And look at Lois, all cleavage and short shorts here.Ugh.
Fed up with Superman's actions, she storms off.
Not surprising, she refuses to answer his calls. Why should she? Why would she?
As he bemoans his inability to see the right path, he is interrupted by the Superman Squad, a group wearing S-shields and promising to help answer his questions. At least this is an interesting ending.
But this whole issue just read completely wrong to me. Completely .... wrong.
Superman is supposed to be the role model, supposed to be what everyone ... superhero or common person ... inspires to be like. I don't like this Superman.
Now maybe this whole thing is supposed to be some telepathic, some emotional warfare on Superman, breaking him down. Maybe I am supposed to not like this conflicted guy so that when he defeats whatever is doing this to him, whenever we see him regain his resolve, we'll be happy to have him back. But is painful to read this.
So if this is some attack on the Man of Steel, who is behind it? Well, this instability of Superman reminds me of the this storyline from the late 1990s where a villain named Dominus controls Superman, making him paranoid about his ability to safeguard the world. That Superman creates an army of super-robots to patrol the Earth 24/7 and sets himself as king of the world. Could this be Dominus again?
My theory is that the school teacher has been possessed by one of Zod's men in the Phantom Zone. Remember, War of the Supermen ended with all the Kryptonian soldiers being banished to the Zone. Could they all be so evil they deserve that fate? Or was there some 'gray' in their actions such that putting them in the Zone could be construed as 'wrong'. What if this story actually is a counterpoint to War of the Supermen? What if this is to teach Superman the lesson that putting 'innocent' Kryptonians in the Zone was the wrong thing to do?
Theories aside, it is getting more and more difficult to read this book.
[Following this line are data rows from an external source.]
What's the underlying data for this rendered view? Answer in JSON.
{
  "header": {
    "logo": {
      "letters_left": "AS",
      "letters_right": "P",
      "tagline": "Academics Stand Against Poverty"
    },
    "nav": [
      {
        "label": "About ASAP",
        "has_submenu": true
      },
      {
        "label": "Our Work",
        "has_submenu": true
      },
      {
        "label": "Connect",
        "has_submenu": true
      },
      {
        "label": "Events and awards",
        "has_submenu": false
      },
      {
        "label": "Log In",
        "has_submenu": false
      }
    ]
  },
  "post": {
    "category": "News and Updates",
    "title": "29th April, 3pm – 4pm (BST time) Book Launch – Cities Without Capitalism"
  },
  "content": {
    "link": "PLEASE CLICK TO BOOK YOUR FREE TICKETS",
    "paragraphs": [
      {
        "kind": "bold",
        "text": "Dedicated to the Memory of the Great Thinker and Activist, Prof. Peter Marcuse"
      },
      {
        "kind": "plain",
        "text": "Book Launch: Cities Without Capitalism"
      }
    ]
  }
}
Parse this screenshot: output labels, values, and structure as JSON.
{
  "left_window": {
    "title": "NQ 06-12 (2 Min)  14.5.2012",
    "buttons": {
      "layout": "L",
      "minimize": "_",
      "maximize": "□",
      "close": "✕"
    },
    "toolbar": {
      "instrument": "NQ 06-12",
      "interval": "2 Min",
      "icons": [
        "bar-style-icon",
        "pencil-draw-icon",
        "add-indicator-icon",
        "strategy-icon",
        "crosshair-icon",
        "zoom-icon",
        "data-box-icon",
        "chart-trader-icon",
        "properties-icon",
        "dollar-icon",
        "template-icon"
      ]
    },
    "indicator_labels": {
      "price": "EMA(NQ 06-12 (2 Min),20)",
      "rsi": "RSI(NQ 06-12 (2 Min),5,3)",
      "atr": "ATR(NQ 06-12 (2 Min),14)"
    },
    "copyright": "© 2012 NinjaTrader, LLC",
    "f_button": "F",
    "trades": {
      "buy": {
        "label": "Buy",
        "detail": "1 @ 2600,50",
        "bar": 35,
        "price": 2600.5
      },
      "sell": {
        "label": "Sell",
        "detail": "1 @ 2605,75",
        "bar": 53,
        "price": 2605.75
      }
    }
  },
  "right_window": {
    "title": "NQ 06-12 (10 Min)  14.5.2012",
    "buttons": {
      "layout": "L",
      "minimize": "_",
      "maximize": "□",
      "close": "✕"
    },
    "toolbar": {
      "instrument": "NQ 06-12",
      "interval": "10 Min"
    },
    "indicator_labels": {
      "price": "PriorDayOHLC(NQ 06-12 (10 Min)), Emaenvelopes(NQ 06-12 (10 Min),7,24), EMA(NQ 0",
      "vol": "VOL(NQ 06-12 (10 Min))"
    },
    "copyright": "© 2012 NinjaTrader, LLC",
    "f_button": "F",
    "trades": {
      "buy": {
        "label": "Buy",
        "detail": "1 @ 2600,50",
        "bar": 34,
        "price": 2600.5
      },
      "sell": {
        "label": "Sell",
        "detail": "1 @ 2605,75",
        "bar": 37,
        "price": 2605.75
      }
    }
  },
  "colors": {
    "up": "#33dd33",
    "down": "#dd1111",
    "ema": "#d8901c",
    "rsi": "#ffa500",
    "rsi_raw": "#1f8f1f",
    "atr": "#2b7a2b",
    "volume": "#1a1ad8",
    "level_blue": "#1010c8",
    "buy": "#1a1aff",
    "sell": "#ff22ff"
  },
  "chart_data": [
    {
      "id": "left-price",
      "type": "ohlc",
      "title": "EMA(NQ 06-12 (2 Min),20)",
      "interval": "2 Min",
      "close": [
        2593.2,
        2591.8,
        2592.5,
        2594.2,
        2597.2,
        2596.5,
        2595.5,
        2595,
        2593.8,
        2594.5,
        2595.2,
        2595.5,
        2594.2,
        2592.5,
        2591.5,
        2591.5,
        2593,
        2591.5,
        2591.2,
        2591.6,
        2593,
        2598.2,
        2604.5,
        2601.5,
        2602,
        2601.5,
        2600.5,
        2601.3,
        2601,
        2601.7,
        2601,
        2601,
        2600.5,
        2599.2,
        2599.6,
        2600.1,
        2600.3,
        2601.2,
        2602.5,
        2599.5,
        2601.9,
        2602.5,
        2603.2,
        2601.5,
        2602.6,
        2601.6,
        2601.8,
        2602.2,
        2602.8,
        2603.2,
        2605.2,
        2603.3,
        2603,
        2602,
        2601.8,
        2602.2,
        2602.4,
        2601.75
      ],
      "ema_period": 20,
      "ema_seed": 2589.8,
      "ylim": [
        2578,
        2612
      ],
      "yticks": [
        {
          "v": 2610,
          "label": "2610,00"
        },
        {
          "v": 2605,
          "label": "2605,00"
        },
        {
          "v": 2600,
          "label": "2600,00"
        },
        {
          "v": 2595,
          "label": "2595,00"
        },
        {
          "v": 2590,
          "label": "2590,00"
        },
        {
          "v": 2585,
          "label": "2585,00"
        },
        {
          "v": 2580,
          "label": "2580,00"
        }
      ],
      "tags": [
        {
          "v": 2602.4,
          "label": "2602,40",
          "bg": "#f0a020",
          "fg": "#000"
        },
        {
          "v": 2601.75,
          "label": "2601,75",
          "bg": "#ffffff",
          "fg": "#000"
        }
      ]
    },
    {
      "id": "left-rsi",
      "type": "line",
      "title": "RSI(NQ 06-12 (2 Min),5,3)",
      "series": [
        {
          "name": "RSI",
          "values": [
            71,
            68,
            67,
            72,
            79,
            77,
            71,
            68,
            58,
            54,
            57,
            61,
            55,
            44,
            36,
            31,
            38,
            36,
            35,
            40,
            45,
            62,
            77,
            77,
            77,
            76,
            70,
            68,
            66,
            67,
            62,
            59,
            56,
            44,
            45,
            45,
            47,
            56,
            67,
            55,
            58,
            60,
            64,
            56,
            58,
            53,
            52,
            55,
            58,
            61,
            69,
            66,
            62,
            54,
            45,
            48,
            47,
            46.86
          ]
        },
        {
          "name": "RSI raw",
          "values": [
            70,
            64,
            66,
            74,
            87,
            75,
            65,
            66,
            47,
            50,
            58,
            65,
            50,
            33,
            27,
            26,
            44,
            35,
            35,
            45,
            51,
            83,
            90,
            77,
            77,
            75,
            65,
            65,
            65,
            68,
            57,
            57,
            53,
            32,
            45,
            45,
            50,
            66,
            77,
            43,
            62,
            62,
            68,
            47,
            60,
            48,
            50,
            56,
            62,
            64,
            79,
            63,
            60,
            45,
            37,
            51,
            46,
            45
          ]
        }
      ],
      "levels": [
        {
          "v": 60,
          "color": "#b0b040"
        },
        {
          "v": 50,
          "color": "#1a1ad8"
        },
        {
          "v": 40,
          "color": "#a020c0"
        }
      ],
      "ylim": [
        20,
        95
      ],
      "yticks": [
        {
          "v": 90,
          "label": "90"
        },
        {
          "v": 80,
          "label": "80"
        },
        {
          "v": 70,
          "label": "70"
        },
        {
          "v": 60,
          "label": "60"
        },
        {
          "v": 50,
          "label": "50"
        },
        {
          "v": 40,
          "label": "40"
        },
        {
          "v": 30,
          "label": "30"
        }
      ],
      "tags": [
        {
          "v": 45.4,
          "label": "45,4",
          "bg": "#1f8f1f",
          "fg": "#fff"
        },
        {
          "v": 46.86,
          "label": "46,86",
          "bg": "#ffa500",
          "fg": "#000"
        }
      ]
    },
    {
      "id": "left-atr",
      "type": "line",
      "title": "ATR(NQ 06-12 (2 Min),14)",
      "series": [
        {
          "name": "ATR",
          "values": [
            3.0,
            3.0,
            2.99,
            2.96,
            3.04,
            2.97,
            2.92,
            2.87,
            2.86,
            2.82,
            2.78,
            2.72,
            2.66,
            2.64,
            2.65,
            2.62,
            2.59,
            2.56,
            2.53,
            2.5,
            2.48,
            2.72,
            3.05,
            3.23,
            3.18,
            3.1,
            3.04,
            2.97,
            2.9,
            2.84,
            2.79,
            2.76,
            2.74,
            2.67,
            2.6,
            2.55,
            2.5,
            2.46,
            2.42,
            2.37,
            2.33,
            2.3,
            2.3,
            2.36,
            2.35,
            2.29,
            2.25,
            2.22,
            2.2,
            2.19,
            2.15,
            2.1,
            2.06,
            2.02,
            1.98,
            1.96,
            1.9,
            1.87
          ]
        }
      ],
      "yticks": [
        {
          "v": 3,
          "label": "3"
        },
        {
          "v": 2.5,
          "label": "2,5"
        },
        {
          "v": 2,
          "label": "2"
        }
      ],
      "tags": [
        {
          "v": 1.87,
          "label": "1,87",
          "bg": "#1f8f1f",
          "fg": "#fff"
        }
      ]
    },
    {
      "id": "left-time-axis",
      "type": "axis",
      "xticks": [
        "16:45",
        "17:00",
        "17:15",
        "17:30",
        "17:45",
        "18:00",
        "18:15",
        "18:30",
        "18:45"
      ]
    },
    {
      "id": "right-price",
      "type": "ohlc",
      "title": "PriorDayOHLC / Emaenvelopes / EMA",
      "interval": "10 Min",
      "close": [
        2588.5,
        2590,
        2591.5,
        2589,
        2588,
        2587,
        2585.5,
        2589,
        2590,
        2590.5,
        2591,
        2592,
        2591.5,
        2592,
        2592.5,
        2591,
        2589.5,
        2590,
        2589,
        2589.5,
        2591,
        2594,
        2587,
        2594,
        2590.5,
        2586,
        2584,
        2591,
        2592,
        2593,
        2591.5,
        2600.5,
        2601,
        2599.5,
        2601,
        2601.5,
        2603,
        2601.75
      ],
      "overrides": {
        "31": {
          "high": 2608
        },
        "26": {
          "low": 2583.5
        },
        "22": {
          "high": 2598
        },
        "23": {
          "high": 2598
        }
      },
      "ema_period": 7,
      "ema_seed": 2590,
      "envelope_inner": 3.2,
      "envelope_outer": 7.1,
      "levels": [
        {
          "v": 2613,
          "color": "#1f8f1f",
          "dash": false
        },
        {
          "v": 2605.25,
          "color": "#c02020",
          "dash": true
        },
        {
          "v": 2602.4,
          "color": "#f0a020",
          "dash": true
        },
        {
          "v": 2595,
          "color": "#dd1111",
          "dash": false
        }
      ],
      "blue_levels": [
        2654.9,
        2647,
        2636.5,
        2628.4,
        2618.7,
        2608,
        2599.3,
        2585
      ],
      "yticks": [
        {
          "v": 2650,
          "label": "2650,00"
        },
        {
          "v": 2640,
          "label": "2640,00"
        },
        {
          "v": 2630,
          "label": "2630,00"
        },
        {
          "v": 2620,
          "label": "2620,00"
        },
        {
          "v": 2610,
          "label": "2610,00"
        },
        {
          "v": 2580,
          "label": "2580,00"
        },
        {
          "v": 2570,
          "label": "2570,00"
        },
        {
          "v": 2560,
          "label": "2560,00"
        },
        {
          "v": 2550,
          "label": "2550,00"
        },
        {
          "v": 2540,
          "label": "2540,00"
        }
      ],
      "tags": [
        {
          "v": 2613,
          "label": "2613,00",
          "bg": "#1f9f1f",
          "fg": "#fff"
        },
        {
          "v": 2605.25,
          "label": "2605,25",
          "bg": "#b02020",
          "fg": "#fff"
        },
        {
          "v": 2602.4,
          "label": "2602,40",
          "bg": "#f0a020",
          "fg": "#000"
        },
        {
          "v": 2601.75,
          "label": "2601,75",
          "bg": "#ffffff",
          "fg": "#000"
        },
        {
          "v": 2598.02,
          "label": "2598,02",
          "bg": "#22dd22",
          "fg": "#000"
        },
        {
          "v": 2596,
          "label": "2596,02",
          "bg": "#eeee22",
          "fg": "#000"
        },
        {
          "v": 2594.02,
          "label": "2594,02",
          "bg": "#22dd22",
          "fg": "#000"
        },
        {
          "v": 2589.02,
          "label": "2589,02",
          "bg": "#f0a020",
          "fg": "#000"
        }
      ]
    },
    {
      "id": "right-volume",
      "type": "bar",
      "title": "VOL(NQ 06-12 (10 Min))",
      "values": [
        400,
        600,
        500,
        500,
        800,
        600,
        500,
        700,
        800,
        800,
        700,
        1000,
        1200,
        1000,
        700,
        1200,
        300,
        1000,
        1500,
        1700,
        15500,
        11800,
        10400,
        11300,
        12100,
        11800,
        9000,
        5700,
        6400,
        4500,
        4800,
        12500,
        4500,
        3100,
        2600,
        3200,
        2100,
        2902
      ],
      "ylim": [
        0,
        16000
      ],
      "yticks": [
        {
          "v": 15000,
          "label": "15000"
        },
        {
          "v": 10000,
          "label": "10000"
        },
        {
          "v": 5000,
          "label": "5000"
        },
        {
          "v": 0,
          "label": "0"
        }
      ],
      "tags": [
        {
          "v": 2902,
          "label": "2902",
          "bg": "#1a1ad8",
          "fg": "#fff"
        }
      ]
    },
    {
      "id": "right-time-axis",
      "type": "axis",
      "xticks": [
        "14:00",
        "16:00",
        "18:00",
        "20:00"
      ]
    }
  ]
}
All I want is a true Superman book again. And 'Grounded' isn't it.
Overall grade: D